An off-the-cuff remark in a post last week informed me that a number of our readers, who definitely include a disproportionate share of science fiction fans, have not read John Brunner's epic near-term SF novel Stand on Zanzibar. As I think highly of this work, and am flabbergasted at how well it stands up in the fortieth year after its publication, I write in the hope that you will remedy that.
The title comes from an old British school lesson, in which children were taught to calculate on what island the entire population of the world could be stood, if everyone were given a foot of breathing space. When the lesson was current, it was the Isle of Man. In 2010, when the novel is set, it's the much larger island of Zanzibar. (By the end of the novel, it's the island of Zanzibar and a number of people standing in the surrounding ocean.)
The main themes of Stand On Zanzibar are overpopulation and, almost 30 years before Robert Putnam wrote Bowling Alone, the disconnection between the individual from his neighbors and society created by dependence on technological media (a supremely cool form of television figures in Brunner's future, as DARPANET had just been invented, but the futuristic tv he describes is so weird and cool I want it now! whether it's a dystopian opiate or not).
The themes are related. When John Brunner was born, it was possible for most people to know their neighbors, or even most people in their town. In 2010, in Brunner's world or our own, that isn't possible for most people, who may know more about the lives of celebrities than about the lives of their neighbors across the street.
God damn! that sounds boring, you say.

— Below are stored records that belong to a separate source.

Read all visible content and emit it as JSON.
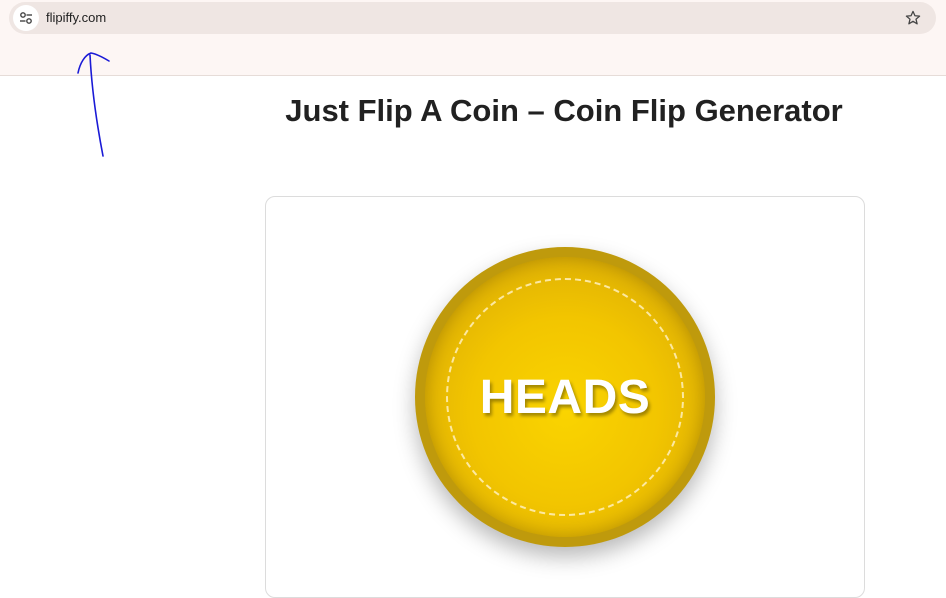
{
  "browser": {
    "url": "flipiffy.com",
    "site_info_icon": "tune-icon",
    "bookmark_icon": "star-icon"
  },
  "page": {
    "title": "Just Flip A Coin – Coin Flip Generator"
  },
  "coin": {
    "result": "HEADS",
    "colors": {
      "rim": "#bf9a0c",
      "face": "#f2c500",
      "text": "#ffffff"
    }
  },
  "annotation": {
    "type": "hand-drawn-arrow",
    "color": "#1a1ad6"
  }
}
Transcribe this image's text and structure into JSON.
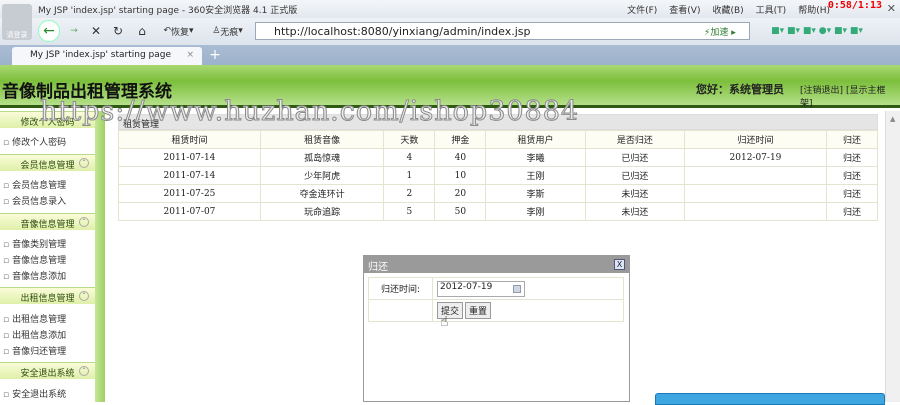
{
  "browser": {
    "window_title": "My JSP 'index.jsp' starting page - 360安全浏览器 4.1 正式版",
    "menu": [
      "文件(F)",
      "查看(V)",
      "收藏(B)",
      "工具(T)",
      "帮助(H)"
    ],
    "timer": "0:58/1:13",
    "avatar_label": "请登录",
    "restore": "恢复",
    "no_trace": "无痕",
    "url": "http://localhost:8080/yinxiang/admin/index.jsp",
    "speed": "加速",
    "tab_title": "My JSP 'index.jsp' starting page"
  },
  "header": {
    "system_name": "音像制品出租管理系统",
    "greeting": "您好：系统管理员",
    "logout": "[注销退出]",
    "show_frame": "[显示主框架]"
  },
  "watermark": "https://www.huzhan.com/ishop30884",
  "sidebar": [
    {
      "title": "修改个人密码",
      "items": [
        "修改个人密码"
      ]
    },
    {
      "title": "会员信息管理",
      "items": [
        "会员信息管理",
        "会员信息录入"
      ]
    },
    {
      "title": "音像信息管理",
      "items": [
        "音像类别管理",
        "音像信息管理",
        "音像信息添加"
      ]
    },
    {
      "title": "出租信息管理",
      "items": [
        "出租信息管理",
        "出租信息添加",
        "音像归还管理"
      ]
    },
    {
      "title": "安全退出系统",
      "items": [
        "安全退出系统"
      ]
    }
  ],
  "main": {
    "caption": "租赁管理",
    "columns": [
      "租赁时间",
      "租赁音像",
      "天数",
      "押金",
      "租赁用户",
      "是否归还",
      "归还时间",
      "归还"
    ],
    "rows": [
      [
        "2011-07-14",
        "孤岛惊魂",
        "4",
        "40",
        "李曦",
        "已归还",
        "2012-07-19",
        "归还"
      ],
      [
        "2011-07-14",
        "少年阿虎",
        "1",
        "10",
        "王刚",
        "已归还",
        "",
        "归还"
      ],
      [
        "2011-07-25",
        "夺金连环计",
        "2",
        "20",
        "李斯",
        "未归还",
        "",
        "归还"
      ],
      [
        "2011-07-07",
        "玩命追踪",
        "5",
        "50",
        "李刚",
        "未归还",
        "",
        "归还"
      ]
    ]
  },
  "dialog": {
    "title": "归还",
    "close": "X",
    "label": "归还时间:",
    "date_value": "2012-07-19",
    "submit": "提交",
    "reset": "重置"
  }
}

Well, you're wrong, and here's why: all that sociological McLuhan-Malthus shit is in the background. Think of that as the background for a dystopian role-playing game like Paranoia. You won't even know it's there, until you get to the shattering and utterly out-of-left field climax. That stuff is mere setting, not story.

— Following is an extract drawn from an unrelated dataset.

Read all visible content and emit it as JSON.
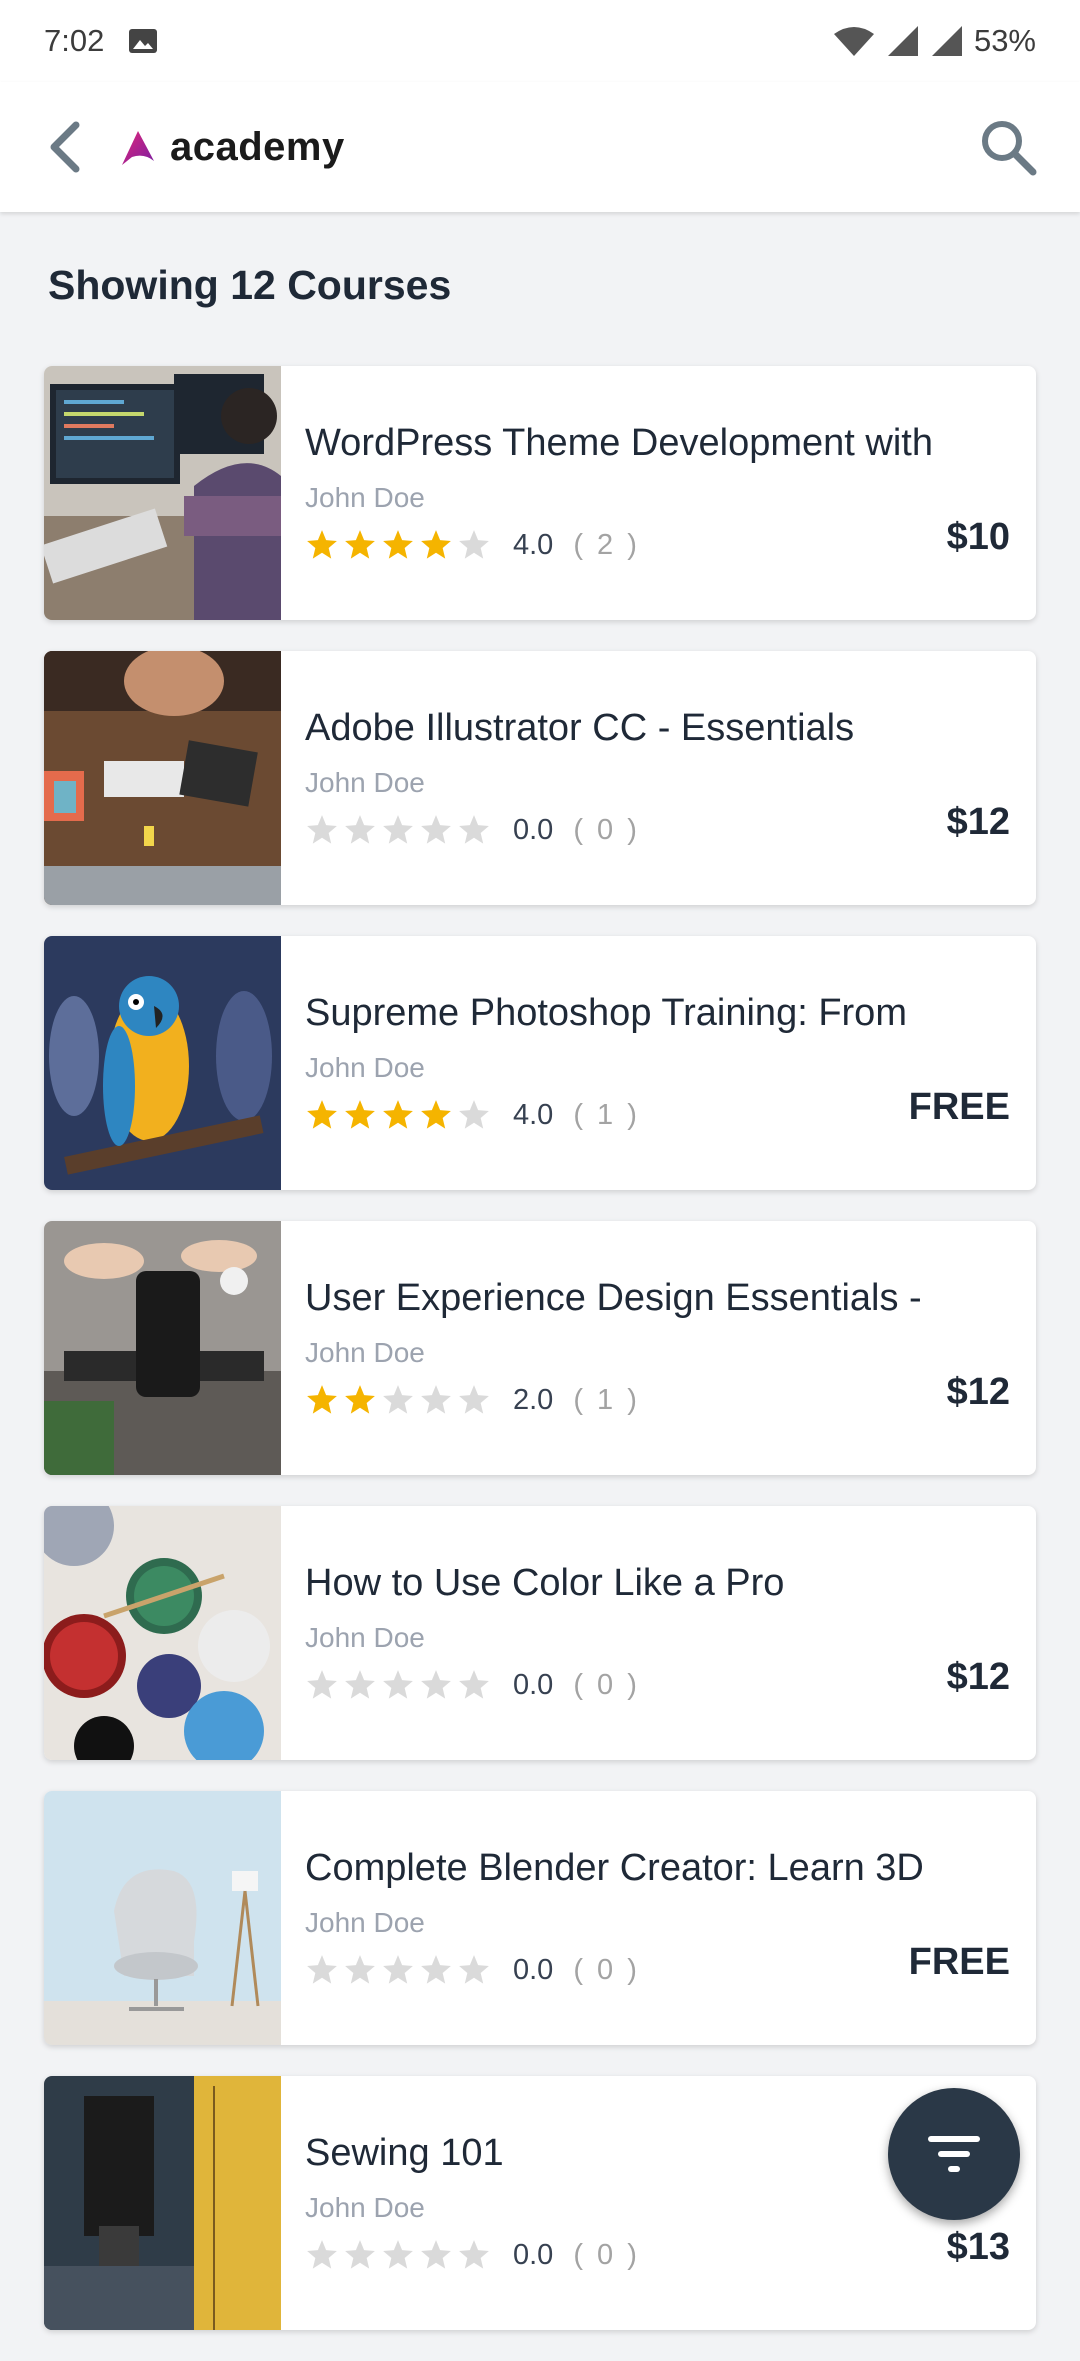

Zanzibar, in actuality, is a greasy spy novel.
The novel itself, the story itself, is a weird combination of Ian Fleming, Arthur Clarke, Michael Lewis, Robert Anton Wilson, and James Thurber, in which Donald Hogan, the ultimate mild-mannered scholarly researcher for the government, is eptified to become the most dangerous killer on earth, while his friend Norman House, the token black vice president of the largest corporation on earth, is assigned by virtue of his race to oversee the first merger between a multinational corporation and a nation itself, becoming the most powerful man on earth with the help of Shalmaneser, a supercomputer disturbingly reminiscent of HAL 9000 and AM, the computer featured in Harlan Ellison's I Have No Mouth And I Must Scream, on which Skynet from the Terminator movies was based.
Interspersed with all this spy stuff and corporate intrigue you'll find Devil's Dictionary-quality satirical commentary from a number of imaginary books (the internet, which was in its infancy, is the only technology Brunner didn't see coming) some of which is so funny I wish Brunner had actually written them.

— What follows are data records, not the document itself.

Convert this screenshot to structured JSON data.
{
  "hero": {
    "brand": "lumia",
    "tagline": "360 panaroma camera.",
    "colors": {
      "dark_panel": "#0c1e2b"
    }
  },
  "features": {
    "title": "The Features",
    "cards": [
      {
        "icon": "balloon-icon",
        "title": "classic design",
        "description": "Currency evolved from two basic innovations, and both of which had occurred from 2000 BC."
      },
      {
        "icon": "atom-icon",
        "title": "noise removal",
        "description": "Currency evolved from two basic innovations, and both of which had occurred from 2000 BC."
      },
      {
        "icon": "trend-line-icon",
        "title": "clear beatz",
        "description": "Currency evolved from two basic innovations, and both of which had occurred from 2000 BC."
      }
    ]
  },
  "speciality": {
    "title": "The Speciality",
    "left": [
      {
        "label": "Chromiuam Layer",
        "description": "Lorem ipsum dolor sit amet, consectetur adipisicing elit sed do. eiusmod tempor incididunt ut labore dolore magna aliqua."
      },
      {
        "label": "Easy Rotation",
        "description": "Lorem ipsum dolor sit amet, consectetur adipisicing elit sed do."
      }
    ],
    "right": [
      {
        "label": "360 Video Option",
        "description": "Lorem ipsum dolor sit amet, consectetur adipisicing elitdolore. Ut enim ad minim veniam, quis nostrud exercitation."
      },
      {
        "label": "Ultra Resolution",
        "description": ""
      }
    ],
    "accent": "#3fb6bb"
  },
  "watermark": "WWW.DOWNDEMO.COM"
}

And in the end, despite their triumphs or failures, the world keeps going to hell.
But Hell is an interesting place, while Heaven is boring. And Zanzibar comments, in many ways, on our current hell as well as future hells yet to come.